I-managers say security is their top priority. And for good reason.
Many companies have yet to hire high-powered expertise to secure their Internet resources. Meanwhile, security problems continue to mount. Just take a look at some recent Interactive Week print and Web site headlines:
"Flaw Detected in Check Point Security." Holes were found in Check Point Software Technologies FireWall-1 — one of the most popular firewalls on the market — that could allow hackers to launch denial-of-service attacks.
"Oracle8i Found to Have Holes." Vulnerabilities were discovered that would allow hackers to mess with the Nets popular database software.
"Managed Security Deals Leave Networks Vulnerable." Some managed security providers, hired to monitor and manage everything from firewalls to detection systems, lack the expertise or personnel to do the job.
"U.S. Sites on Russian Mafia Hit List." This weeks issue reports that 40 e-commerce/financial sites have been identified by the FBI as "Russian Mafia" targets and 1 million credit card numbers have been stolen.
Whats going on? I dont want to get off on a Milleresque rant here, but without some expert help, things are only going to get worse for the business and technology executives overseeing corporate Net initiatives. Not only do I-managers have to put up with the same problems that have haunted them for years — brain-dead users who litter the tops of their notebooks with password-filled Post-It Notes, pimple-faced social misfits out for a little joy ride on the information superhighway and new viruses that attack with a vengeance that makes the bubonic plague of 1347 seem like a mild summer cold — they now have to concern themselves with key software and security products that have enough holes to make a Swiss cheese maker proud, incompetent service firms that render the term "security expert" oxymoronic and, oh yeah, Russian Mafiosos who make The Sopranos Valery seem as docile as the Maytag repairman.
But theres no punch line here.
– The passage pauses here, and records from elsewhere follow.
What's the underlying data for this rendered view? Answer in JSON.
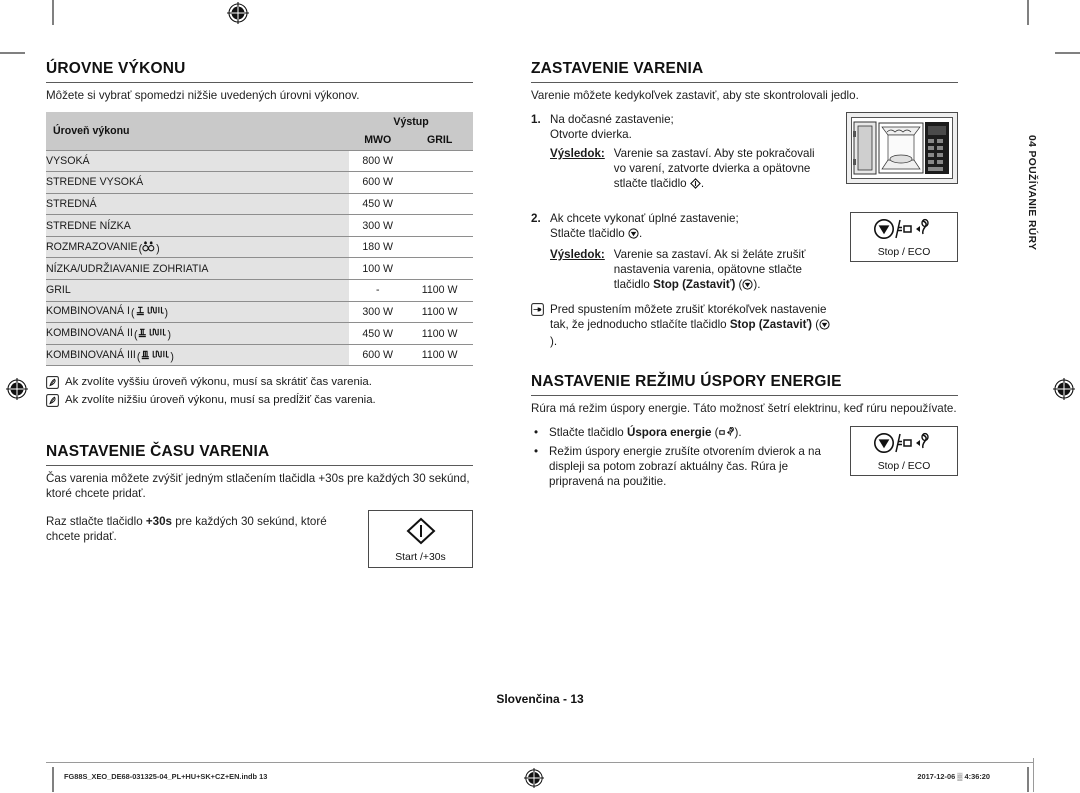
{
  "page": {
    "number_label": "Slovenčina - 13",
    "side_tab": "04 POUŽÍVANIE RÚRY"
  },
  "footer": {
    "file": "FG88S_XEO_DE68-031325-04_PL+HU+SK+CZ+EN.indb   13",
    "timestamp": "2017-12-06   ▒ 4:36:20"
  },
  "left_column": {
    "power_levels": {
      "heading": "ÚROVNE VÝKONU",
      "intro": "Môžete si vybrať spomedzi nižšie uvedených úrovni výkonov.",
      "table": {
        "header_level": "Úroveň výkonu",
        "header_output": "Výstup",
        "header_mwo": "MWO",
        "header_gril": "GRIL",
        "rows": [
          {
            "level": "VYSOKÁ",
            "icon": "",
            "mwo": "800 W",
            "gril": ""
          },
          {
            "level": "STREDNE VYSOKÁ",
            "icon": "",
            "mwo": "600 W",
            "gril": ""
          },
          {
            "level": "STREDNÁ",
            "icon": "",
            "mwo": "450 W",
            "gril": ""
          },
          {
            "level": "STREDNE NÍZKA",
            "icon": "",
            "mwo": "300 W",
            "gril": ""
          },
          {
            "level": "ROZMRAZOVANIE",
            "icon": "defrost-icon",
            "mwo": "180 W",
            "gril": ""
          },
          {
            "level": "NÍZKA/UDRŽIAVANIE ZOHRIATIA",
            "icon": "",
            "mwo": "100 W",
            "gril": ""
          },
          {
            "level": "GRIL",
            "icon": "",
            "mwo": "-",
            "gril": "1100 W"
          },
          {
            "level": "KOMBINOVANÁ I",
            "icon": "combi1-icon",
            "mwo": "300 W",
            "gril": "1100 W"
          },
          {
            "level": "KOMBINOVANÁ II",
            "icon": "combi2-icon",
            "mwo": "450 W",
            "gril": "1100 W"
          },
          {
            "level": "KOMBINOVANÁ III",
            "icon": "combi3-icon",
            "mwo": "600 W",
            "gril": "1100 W"
          }
        ]
      },
      "notes": [
        "Ak zvolíte vyššiu úroveň výkonu, musí sa skrátiť čas varenia.",
        "Ak zvolíte nižšiu úroveň výkonu, musí sa predĺžiť čas varenia."
      ]
    },
    "cook_time": {
      "heading": "NASTAVENIE ČASU VARENIA",
      "paragraph1": "Čas varenia môžete zvýšiť jedným stlačením tlačidla +30s pre každých 30 sekúnd, ktoré chcete pridať.",
      "paragraph2_pre": "Raz stlačte tlačidlo ",
      "paragraph2_bold": "+30s",
      "paragraph2_post": " pre každých 30 sekúnd, ktoré chcete pridať.",
      "key_label": "Start /+30s",
      "key_icon": "start-diamond-icon"
    }
  },
  "right_column": {
    "stop_cooking": {
      "heading": "ZASTAVENIE VARENIA",
      "intro": "Varenie môžete kedykoľvek zastaviť, aby ste skontrolovali jedlo.",
      "step1": {
        "num": "1.",
        "text": "Na dočasné zastavenie;\nOtvorte dvierka.",
        "result_label": "Výsledok:",
        "result_text_pre": "Varenie sa zastaví. Aby ste pokračovali vo varení, zatvorte dvierka a opätovne stlačte tlačidlo ",
        "result_text_post": "."
      },
      "step2": {
        "num": "2.",
        "text_pre": "Ak chcete vykonať úplné zastavenie;\nStlačte tlačidlo ",
        "text_post": ".",
        "result_label": "Výsledok:",
        "result_text_pre": "Varenie sa zastaví. Ak si želáte zrušiť nastavenia varenia, opätovne stlačte tlačidlo ",
        "result_bold": "Stop (Zastaviť)",
        "result_text_post": ")."
      },
      "hand_note_pre": "Pred spustením môžete zrušiť ktorékoľvek nastavenie tak, že jednoducho stlačíte tlačidlo ",
      "hand_note_bold": "Stop (Zastaviť)",
      "hand_note_post": ").",
      "oven_icon": "microwave-oven-open-door-icon",
      "key_label": "Stop / ECO",
      "key_icon": "stop-eco-icon"
    },
    "eco_mode": {
      "heading": "NASTAVENIE REŽIMU ÚSPORY ENERGIE",
      "intro": "Rúra má režim úspory energie. Táto možnosť šetrí elektrinu, keď rúru nepoužívate.",
      "bullets": [
        {
          "pre": "Stlačte tlačidlo ",
          "bold": "Úspora energie",
          "post": ")."
        },
        {
          "pre": "Režim úspory energie zrušíte otvorením dvierok a na displeji sa potom zobrazí aktuálny čas. Rúra je pripravená na použitie.",
          "bold": "",
          "post": ""
        }
      ],
      "key_label": "Stop / ECO",
      "key_icon": "stop-eco-icon"
    }
  },
  "colors": {
    "table_header_bg": "#c9c9c9",
    "table_row_label_bg": "#e3e3e3",
    "rule": "#5a5a5a"
  }
}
According to a recent FBI/Computer Security Institute survey, 85 percent of respondents — primarily large corporations and federal agencies — have detected breaches in the last year.
Security packages help, but the best tools are only as good as the people managing them. The trick, most experts say, is to get help.
Many firms have started to hire chief security officers — executives charged with battening down the corporate hatches. The position is gaining acceptance, particularly inside large multinationals, but still isnt common.
Another option is to partner with a security intelligence firm. As this weeks cover story points out, this new breed of service provider can find the vulnerabilities and risks that arent usually found. But this is a new offering and, says The Yankee Group, less than 100 firms have signed up.
Granted, salaries for good CSOs range into six figures. And prices for outside services vary, though none comes cheap. But consider the alternative.The FBI/CSI found that 64 percent of the respondents to its survey experienced a financial loss, some in excess of $375 million. And, if the upper echelon needs to be further convinced that the problems are real and growing, just show them some headlines.